● INSTRUCTIONS TO FOLLOW
Set down each entry exactly as given; pictures should not appear in the copy.

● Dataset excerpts
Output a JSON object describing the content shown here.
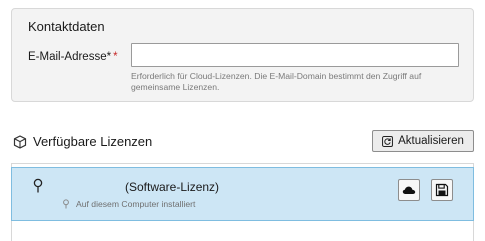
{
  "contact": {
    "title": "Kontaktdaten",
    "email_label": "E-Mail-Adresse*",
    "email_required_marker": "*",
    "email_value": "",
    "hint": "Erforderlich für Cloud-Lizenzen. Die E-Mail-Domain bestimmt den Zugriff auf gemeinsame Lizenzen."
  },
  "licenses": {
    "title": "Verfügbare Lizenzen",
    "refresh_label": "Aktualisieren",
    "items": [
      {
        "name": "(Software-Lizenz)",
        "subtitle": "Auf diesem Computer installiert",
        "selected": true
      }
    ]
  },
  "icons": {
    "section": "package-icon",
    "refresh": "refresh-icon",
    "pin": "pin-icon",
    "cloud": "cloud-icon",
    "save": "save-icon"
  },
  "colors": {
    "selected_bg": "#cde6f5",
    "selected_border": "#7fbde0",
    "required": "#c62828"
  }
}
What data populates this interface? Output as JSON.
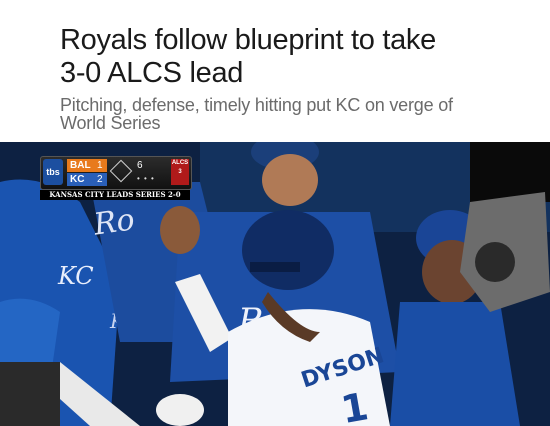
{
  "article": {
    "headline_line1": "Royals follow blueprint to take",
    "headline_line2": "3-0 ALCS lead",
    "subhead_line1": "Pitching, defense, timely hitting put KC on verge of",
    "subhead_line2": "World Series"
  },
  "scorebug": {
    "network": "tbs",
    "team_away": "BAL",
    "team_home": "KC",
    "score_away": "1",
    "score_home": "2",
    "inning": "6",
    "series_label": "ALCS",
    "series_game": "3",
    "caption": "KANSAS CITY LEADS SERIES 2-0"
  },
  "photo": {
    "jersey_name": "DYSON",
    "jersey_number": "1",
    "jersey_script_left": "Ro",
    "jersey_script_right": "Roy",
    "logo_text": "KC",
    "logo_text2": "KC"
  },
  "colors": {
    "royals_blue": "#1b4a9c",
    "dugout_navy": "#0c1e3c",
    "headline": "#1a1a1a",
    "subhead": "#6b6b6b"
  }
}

● ANSWER
Output a JSON object describing the content shown here.
{
  "contact": {
    "title": "Kontaktdaten",
    "email_label": "E-Mail-Adresse*",
    "email_required_marker": "*",
    "email_value": "",
    "hint": "Erforderlich für Cloud-Lizenzen. Die E-Mail-Domain bestimmt den Zugriff auf gemeinsame Lizenzen."
  },
  "licenses": {
    "title": "Verfügbare Lizenzen",
    "refresh_label": "Aktualisieren",
    "items": [
      {
        "name": "(Software-Lizenz)",
        "subtitle": "Auf diesem Computer installiert",
        "selected": true
      }
    ]
  },
  "icons": {
    "section": "package-icon",
    "refresh": "refresh-icon",
    "pin": "pin-icon",
    "cloud": "cloud-icon",
    "save": "save-icon"
  },
  "colors": {
    "selected_bg": "#cde6f5",
    "selected_border": "#7fbde0",
    "required": "#c62828"
  }
}
What data populates this interface? Output as JSON.
{
  "article": {
    "headline_line1": "Royals follow blueprint to take",
    "headline_line2": "3-0 ALCS lead",
    "subhead_line1": "Pitching, defense, timely hitting put KC on verge of",
    "subhead_line2": "World Series"
  },
  "scorebug": {
    "network": "tbs",
    "team_away": "BAL",
    "team_home": "KC",
    "score_away": "1",
    "score_home": "2",
    "inning": "6",
    "series_label": "ALCS",
    "series_game": "3",
    "caption": "KANSAS CITY LEADS SERIES 2-0"
  },
  "photo": {
    "jersey_name": "DYSON",
    "jersey_number": "1",
    "jersey_script_left": "Ro",
    "jersey_script_right": "Roy",
    "logo_text": "KC",
    "logo_text2": "KC"
  },
  "colors": {
    "royals_blue": "#1b4a9c",
    "dugout_navy": "#0c1e3c",
    "headline": "#1a1a1a",
    "subhead": "#6b6b6b"
  }
}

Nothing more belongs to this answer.